It’s been one week since the riots in Gaza began. We’re promised riots every week, till May 14th, the date commemorating the Israel’s Declaration of Independence in 1948.
As I write this, new riots are massing on the border.
Last Friday was the grand opening of the “March of Return”. Hamas orchestrated the event, billing it like across between Woodstock and Dr. Martin Luther King Jr.’s Selma march. Supposedly, this would be an event for the entire family, men, women and children – a peaceful march to the border of Gaza to declare their desire to “return”.
And by doing so, turn Israel into Palestine.
Last Friday was the night of the Passover Seder. Choosing the night of this very important holiday for the date of mass demonstrations was very deliberate.
Preparing for Passover creates its own tension (imagine preparing for Christmas, Thanksgiving or a wedding) – it begins with a type of spring cleaning that can range from cleaning the house to remove chametz (leaving) to make the house kosher for the holiday to painting the house and even full-blown renovations. There is a massive amount of shopping and cooking to be done for the Seder which lasts long into the night and is when everyone hosts family and friends – or is hosted, which means buying presents, getting stuck in traffic and having to drive home in the early hours of the morning.
But that is a fun kind of tension.
The tension of the unknown is much less pleasant. Would the peaceful demonstration remain peaceful? Not likely. How bad would it get? While getting dressed and making the finishing touches for the evening we were receiving more and more updates from Gaza which had quickly become a scene of mass, violent riots in five locations along the 60 kilometer Israeli side of the Gaza border.
Soldiers who were supposed to spend the holiday at home had to remain on duty. That in itself was a success for Hamas, ruining the holiday for many families. Israelis in the communities surrounding Gaza who are licensed to carry were requested to take their guns with them to holiday celebrations, their family meal and even to the synagogue when they went to pray.
It would be necessary for civilians have guns to defend themselves and their families in the nightmare scenario of the border being breached and terrorists invaded Israeli communities.
Or Israeli Arabs choosing to use the distraction to kill Jews.
The night celebrating freedom, smelled like war.
And celebrate we did.

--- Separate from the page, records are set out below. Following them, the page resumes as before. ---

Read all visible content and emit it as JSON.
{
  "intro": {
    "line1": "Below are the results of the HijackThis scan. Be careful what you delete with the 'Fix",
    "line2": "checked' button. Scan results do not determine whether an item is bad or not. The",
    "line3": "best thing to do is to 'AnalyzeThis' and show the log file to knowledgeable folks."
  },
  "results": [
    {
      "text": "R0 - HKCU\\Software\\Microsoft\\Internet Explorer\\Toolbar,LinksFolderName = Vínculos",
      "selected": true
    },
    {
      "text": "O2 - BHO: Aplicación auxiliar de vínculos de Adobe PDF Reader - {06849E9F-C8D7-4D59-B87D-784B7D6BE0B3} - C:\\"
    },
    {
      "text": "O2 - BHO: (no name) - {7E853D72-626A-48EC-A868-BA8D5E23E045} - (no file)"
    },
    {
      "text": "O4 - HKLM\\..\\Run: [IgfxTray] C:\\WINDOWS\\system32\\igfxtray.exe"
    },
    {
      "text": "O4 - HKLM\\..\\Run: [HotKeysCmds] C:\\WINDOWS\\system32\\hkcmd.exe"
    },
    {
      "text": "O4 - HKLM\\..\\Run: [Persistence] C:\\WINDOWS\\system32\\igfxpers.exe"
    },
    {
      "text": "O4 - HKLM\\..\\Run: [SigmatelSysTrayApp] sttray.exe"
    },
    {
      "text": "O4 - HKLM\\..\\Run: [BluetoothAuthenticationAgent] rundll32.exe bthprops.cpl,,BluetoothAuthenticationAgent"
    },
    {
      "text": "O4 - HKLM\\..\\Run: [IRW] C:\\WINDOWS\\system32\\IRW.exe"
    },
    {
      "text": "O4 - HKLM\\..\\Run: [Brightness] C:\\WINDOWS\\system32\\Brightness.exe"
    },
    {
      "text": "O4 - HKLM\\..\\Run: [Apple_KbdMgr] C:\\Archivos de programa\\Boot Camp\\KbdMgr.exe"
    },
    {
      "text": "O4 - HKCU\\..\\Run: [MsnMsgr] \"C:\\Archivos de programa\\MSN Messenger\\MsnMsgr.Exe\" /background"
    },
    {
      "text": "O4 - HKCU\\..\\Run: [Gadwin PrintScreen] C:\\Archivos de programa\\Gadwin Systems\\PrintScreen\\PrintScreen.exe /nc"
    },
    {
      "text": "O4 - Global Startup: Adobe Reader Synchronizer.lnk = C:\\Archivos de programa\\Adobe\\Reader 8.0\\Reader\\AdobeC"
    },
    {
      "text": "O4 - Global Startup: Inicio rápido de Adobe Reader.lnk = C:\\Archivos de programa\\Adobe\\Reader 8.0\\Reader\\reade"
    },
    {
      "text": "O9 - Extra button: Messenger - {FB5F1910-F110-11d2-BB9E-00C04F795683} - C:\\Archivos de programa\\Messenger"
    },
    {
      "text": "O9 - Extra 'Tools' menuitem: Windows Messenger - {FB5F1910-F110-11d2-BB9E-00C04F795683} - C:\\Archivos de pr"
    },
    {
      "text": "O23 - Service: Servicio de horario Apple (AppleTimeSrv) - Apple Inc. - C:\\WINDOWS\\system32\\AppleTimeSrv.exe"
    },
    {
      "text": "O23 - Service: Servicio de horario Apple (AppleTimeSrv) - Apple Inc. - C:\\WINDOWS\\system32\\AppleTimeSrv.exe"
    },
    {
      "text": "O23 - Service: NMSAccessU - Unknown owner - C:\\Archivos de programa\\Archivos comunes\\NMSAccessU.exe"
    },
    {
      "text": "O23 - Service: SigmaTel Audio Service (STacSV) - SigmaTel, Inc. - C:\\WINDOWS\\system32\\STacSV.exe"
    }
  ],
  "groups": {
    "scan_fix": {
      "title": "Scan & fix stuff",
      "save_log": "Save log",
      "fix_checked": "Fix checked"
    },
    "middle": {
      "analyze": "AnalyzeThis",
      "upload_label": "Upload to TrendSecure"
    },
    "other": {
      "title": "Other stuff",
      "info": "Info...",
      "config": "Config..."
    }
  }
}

Because that’s what we do. And when the Seder was over, we heard that an emergency UN Security Council had been convened to discuss the “indiscriminate killing” of “peaceful demonstrators”.
Here too, the timing was deliberate. How could an Israeli representative be available, in time, to counter the accusations, on the eve of one of the most important Jewish holidays of the year? But, according to the UN, this was an emergency. There had been a massacre!
At 3:00 am we listened to some of the live session from New York. The accusations, twisting of reality was absolutely sickening. But it wasn’t really a surprise. We are used to it.
What struck me was the callous abuse of children. Not Israeli children (we’re used to no one caring about the lives of our children). Listening to the various UN representatives discuss Israeli “atrocities”, I was thinking of the children of Gaza.